(Dataset rows describing interfaces)
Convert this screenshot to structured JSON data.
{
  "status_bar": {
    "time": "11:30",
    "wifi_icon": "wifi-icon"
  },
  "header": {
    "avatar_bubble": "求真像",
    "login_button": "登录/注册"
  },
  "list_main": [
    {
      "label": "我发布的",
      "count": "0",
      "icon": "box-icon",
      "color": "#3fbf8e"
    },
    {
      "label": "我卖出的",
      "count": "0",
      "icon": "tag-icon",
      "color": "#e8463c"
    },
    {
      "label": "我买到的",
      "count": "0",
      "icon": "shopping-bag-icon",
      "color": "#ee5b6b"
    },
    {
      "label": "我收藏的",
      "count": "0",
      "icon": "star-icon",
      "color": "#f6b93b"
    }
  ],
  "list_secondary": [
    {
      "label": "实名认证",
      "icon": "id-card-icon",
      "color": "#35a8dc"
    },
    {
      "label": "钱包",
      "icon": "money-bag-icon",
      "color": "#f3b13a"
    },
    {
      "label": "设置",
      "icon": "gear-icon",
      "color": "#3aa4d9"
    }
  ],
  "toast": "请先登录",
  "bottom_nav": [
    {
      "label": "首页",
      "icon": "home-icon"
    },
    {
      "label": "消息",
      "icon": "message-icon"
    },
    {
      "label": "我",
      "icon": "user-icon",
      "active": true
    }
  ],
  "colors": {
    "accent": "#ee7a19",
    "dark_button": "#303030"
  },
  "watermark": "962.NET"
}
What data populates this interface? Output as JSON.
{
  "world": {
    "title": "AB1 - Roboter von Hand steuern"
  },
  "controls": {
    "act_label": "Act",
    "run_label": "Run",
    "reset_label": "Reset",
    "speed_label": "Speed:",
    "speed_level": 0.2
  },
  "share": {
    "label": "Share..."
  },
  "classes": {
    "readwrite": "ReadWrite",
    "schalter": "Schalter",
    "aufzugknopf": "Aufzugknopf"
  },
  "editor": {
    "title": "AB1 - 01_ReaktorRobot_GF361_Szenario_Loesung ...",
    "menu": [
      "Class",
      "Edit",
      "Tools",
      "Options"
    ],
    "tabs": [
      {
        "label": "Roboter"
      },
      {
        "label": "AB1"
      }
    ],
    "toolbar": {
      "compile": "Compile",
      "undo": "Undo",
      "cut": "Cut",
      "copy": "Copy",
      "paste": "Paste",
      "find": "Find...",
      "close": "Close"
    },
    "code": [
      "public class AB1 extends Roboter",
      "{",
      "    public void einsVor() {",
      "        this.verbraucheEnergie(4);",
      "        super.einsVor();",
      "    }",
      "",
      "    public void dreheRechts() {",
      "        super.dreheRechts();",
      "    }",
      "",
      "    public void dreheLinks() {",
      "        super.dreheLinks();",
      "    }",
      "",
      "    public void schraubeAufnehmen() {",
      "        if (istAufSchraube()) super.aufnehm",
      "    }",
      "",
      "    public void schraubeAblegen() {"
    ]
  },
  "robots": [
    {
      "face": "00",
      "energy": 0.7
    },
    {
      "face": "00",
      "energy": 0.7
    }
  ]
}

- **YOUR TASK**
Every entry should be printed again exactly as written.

- **OUTPUT FOR THIS EXERCISE**
Convert this screenshot to structured JSON data.
{
  "status_bar": {
    "time": "11:30",
    "wifi_icon": "wifi-icon"
  },
  "header": {
    "avatar_bubble": "求真像",
    "login_button": "登录/注册"
  },
  "list_main": [
    {
      "label": "我发布的",
      "count": "0",
      "icon": "box-icon",
      "color": "#3fbf8e"
    },
    {
      "label": "我卖出的",
      "count": "0",
      "icon": "tag-icon",
      "color": "#e8463c"
    },
    {
      "label": "我买到的",
      "count": "0",
      "icon": "shopping-bag-icon",
      "color": "#ee5b6b"
    },
    {
      "label": "我收藏的",
      "count": "0",
      "icon": "star-icon",
      "color": "#f6b93b"
    }
  ],
  "list_secondary": [
    {
      "label": "实名认证",
      "icon": "id-card-icon",
      "color": "#35a8dc"
    },
    {
      "label": "钱包",
      "icon": "money-bag-icon",
      "color": "#f3b13a"
    },
    {
      "label": "设置",
      "icon": "gear-icon",
      "color": "#3aa4d9"
    }
  ],
  "toast": "请先登录",
  "bottom_nav": [
    {
      "label": "首页",
      "icon": "home-icon"
    },
    {
      "label": "消息",
      "icon": "message-icon"
    },
    {
      "label": "我",
      "icon": "user-icon",
      "active": true
    }
  ],
  "colors": {
    "accent": "#ee7a19",
    "dark_button": "#303030"
  },
  "watermark": "962.NET"
}
What data populates this interface? Output as JSON.
{
  "world": {
    "title": "AB1 - Roboter von Hand steuern"
  },
  "controls": {
    "act_label": "Act",
    "run_label": "Run",
    "reset_label": "Reset",
    "speed_label": "Speed:",
    "speed_level": 0.2
  },
  "share": {
    "label": "Share..."
  },
  "classes": {
    "readwrite": "ReadWrite",
    "schalter": "Schalter",
    "aufzugknopf": "Aufzugknopf"
  },
  "editor": {
    "title": "AB1 - 01_ReaktorRobot_GF361_Szenario_Loesung ...",
    "menu": [
      "Class",
      "Edit",
      "Tools",
      "Options"
    ],
    "tabs": [
      {
        "label": "Roboter"
      },
      {
        "label": "AB1"
      }
    ],
    "toolbar": {
      "compile": "Compile",
      "undo": "Undo",
      "cut": "Cut",
      "copy": "Copy",
      "paste": "Paste",
      "find": "Find...",
      "close": "Close"
    },
    "code": [
      "public class AB1 extends Roboter",
      "{",
      "    public void einsVor() {",
      "        this.verbraucheEnergie(4);",
      "        super.einsVor();",
      "    }",
      "",
      "    public void dreheRechts() {",
      "        super.dreheRechts();",
      "    }",
      "",
      "    public void dreheLinks() {",
      "        super.dreheLinks();",
      "    }",
      "",
      "    public void schraubeAufnehmen() {",
      "        if (istAufSchraube()) super.aufnehm",
      "    }",
      "",
      "    public void schraubeAblegen() {"
    ]
  },
  "robots": [
    {
      "face": "00",
      "energy": 0.7
    },
    {
      "face": "00",
      "energy": 0.7
    }
  ]
}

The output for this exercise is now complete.